March is Women’s History Month, where we highlight the contributions and influences of women in history. So, let’s get our March Mathness on and celebrate women in STEM!
Austrian-born Hedy Lamarr (Hedwig Kiesler), an actress, film producer, scientist, entrepreneur, and tech pioneer, was a well-known movie star from the Hollywood Golden Age era and was called the “most beautiful woman in the world”. From the 1930s – 1950s, Hedy stared in 30 movies, shared the screen with Clark Gable, Jimmy Stewart, Bob Hope, and Spencer Tracy, and even owned a production company that produced several films. Hedy’s contributions to the growth of the entertainment industry are echoed throughout the halls of MGM Studios. However, Hedy’s greatest contribution was inventing an early technique for spread spectrum communication and frequency hopping – both of which are essential for wireless communication. The use of cell phones, Wi-Fi, and GPS would not be possible without this technology.
Hedy’s frequency-hopping technology/secret communication system was awarded Patent No 2,292,387. On it, she is listed as “H.K. Markey,” the name she assumed in her second marriage. Her technology was used as part of a torpedo guidance system for the U.S. Navy, which allowed the torpedoes to hop from one frequency to another without detection. She was never compensated for her frequency-hopping system.
Who better to know more about the significance of Hedy’s contributions other than Documentary Director, Alexandra Dean, the film maker of Bombshell: The Hedy Lamarr Story. It was an honor to speak with Alexandra and here is what she had to say:
How do you think this generation views Hedy’s contributions?
When I first started making the film, I felt like this generation largely didn’t know who she was, apart from the gen X’ers. I thought that was heartbreaking. Scientists working in the field of secret communications history told me that the story of this Hollywood Star creating a precursor to Wi-Fi, GPS and Bluetooth was no more than an urban legend. We didn’t know what to believe until we found the tapes of Hedy telling her own story. We were able to verify what she said through documents and the patent itself. I also found out that she had told her story to Robert Price, one of the first historians of secret communications, and he had redacted his own notes to omit the fact that she said she came up with the patent herself. He wrote instead that he thought she was a spy for the Nazis. There was a lot of institutional chauvinism and disbelief to overcome. Since the release of the documentary, she has become an icon that young women look up to as the epitome of a woman who had beauty and brains, a very powerful combination.
What can current and future STEMists learn from Hedy?
This is paraphrased from The Paradoxical Commandments: “You may feel unseen and even “kicked in the teeth” by people who don’t recognize your gifts, but do “you” anyway because it’s not in the accolades, but in the doing and in the giving that you find the meaning in your life.” I think that’s a wonderful message for people toiling away at a vaccine or a therapy to fight against Covid-19 because they are heroes, whether or not they are recognized for this achievement. Their work will find ways to reward them for their incredible service. The doing of it, the saving millions of lives, will be an enormous achievement.

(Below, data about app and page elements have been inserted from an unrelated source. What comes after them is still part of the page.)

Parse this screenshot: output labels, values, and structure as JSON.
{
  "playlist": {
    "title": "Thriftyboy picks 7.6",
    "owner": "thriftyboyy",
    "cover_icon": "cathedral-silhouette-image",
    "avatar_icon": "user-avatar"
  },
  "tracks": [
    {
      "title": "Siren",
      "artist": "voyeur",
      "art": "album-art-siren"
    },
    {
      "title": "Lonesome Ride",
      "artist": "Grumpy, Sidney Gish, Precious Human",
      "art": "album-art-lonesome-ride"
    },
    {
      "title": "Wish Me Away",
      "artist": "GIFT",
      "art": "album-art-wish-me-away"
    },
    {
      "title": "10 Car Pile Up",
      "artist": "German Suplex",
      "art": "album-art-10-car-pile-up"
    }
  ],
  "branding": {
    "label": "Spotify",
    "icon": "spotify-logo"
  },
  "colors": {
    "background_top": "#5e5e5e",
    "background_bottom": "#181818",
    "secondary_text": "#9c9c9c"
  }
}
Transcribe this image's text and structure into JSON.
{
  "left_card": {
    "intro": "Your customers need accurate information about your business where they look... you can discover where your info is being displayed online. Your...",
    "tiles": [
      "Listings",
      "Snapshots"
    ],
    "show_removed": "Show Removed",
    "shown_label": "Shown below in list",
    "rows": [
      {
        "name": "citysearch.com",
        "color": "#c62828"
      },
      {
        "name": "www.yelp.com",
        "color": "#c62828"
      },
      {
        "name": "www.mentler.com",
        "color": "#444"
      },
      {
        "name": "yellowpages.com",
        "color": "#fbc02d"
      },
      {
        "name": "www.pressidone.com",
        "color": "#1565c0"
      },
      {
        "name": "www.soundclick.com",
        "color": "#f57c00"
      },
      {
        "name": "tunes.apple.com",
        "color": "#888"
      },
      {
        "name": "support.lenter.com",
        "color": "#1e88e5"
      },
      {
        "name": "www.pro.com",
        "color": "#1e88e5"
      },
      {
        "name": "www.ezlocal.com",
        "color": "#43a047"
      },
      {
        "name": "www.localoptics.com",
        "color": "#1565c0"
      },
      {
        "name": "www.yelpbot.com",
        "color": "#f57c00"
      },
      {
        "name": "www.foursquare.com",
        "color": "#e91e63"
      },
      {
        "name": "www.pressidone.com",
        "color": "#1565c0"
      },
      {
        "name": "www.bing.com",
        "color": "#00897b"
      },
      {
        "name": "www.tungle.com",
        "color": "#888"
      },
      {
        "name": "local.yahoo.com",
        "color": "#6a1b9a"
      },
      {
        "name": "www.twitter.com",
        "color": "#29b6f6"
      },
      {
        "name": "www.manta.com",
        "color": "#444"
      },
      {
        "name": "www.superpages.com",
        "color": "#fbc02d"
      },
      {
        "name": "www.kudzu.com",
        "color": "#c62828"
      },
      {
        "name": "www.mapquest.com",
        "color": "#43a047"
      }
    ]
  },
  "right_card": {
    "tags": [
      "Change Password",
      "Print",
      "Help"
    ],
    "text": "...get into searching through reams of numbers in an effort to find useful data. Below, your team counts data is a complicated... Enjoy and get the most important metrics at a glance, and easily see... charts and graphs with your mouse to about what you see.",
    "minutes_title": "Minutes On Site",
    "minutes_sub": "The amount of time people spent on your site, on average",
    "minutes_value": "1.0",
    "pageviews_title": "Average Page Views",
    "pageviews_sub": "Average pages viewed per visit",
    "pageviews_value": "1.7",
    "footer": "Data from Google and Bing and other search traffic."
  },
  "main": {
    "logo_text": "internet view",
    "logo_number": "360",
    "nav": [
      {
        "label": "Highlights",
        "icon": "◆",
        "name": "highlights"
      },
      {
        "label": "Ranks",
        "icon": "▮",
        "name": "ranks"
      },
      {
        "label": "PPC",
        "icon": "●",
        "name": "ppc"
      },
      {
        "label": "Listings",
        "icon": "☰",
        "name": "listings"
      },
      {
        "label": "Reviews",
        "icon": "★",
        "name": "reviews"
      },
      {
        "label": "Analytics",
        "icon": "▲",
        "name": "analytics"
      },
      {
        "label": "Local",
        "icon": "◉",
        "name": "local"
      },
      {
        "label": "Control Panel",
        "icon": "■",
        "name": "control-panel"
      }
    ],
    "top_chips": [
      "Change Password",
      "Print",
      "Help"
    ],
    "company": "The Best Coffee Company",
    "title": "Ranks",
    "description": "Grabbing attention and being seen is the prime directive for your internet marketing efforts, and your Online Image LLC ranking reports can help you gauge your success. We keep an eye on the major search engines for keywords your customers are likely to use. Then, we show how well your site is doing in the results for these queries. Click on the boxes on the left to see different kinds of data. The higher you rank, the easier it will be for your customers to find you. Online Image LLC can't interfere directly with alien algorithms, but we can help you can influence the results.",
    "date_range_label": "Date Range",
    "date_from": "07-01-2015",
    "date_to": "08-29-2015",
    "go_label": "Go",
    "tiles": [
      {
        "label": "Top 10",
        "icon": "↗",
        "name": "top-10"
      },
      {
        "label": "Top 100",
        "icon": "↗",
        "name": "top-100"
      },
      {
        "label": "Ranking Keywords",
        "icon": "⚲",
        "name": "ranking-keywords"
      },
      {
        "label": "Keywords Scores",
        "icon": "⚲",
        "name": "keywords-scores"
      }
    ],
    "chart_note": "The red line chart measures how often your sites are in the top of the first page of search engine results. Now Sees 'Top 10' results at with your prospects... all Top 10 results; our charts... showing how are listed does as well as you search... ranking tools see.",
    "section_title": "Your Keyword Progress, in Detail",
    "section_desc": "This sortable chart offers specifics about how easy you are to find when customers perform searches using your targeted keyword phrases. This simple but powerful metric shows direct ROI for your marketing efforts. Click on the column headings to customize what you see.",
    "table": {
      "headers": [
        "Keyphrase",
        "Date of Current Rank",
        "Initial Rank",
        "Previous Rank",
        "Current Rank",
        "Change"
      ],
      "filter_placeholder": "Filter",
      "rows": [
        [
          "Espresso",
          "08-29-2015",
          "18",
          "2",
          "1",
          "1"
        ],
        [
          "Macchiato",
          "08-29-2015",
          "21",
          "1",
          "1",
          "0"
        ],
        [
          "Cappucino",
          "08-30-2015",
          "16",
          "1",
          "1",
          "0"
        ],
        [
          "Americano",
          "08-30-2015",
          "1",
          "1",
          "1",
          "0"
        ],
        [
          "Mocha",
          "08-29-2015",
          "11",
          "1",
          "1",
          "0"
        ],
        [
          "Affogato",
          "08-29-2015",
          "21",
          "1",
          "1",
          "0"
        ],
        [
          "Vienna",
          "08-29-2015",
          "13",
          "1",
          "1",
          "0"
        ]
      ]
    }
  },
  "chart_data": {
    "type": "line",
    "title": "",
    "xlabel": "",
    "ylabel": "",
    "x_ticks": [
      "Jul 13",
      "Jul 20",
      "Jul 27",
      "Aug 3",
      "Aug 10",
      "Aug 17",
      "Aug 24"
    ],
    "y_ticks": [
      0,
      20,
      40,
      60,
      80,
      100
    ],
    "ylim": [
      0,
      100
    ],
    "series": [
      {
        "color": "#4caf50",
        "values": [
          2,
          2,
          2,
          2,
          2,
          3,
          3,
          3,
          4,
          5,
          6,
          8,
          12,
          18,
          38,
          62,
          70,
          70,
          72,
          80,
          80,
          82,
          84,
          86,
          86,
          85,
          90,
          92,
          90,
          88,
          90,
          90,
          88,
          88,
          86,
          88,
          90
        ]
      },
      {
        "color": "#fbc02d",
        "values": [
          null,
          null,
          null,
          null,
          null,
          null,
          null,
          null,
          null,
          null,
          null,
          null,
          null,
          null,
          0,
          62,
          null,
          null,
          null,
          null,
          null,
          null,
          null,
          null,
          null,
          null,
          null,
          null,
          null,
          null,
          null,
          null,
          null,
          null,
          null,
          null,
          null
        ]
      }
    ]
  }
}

Now that Hedy is an icon, can we expect to see more about her in the near future?
Yes, I am a co-producing a fictional series about Hedy Lamarr that is going into production this summer and will air on Showtime starring Gal Gadot, who is also an executive producer for the project.
I am quite sure more female contributors are missing from the public archives and the narrative of STEM history. Even though we have made strides, there is still a lot of work to be done. For starters, how are we changing the social networks within the scientific community? These networks are vital to obtaining grants for research, access to funding, and so on. Women are still largely excluded from these spaces – something as simple as men catching up for drinks after work, where informal networks are created to share valuable information. Without accountability, intentionality, and support for women in science, they will be less inclined to go and stay on the STEM path, which we know will hinder scientific progress and deprive the world of future innovations like those made by amazing women like Hedy.
So, the next time I connect to Wi-Fi to stream a movie, use Bluetooth on my cellphone, or my GPS to get home from work (don’t ask), I will thank Hedy Lamarr and you should too!
Alexandra Dean is an Emmy Award-winning journalist and a documentary director and producer, known for directing “Bombshell: the Hedy Lamarr Story,” which premiered at the Tribeca Film Festival in 2017. Dean wove hours of never-before-heard audio tapes of Lamarr with archival footage and interviews to shed light on the actress spurned as too beautiful to be smart. She has also written for Businessweek magazine and produced news-magazine documentaries and series for PBS and Bloomberg television, including the documentary “The Player”. She can be reached at @alexdeandirector on IG.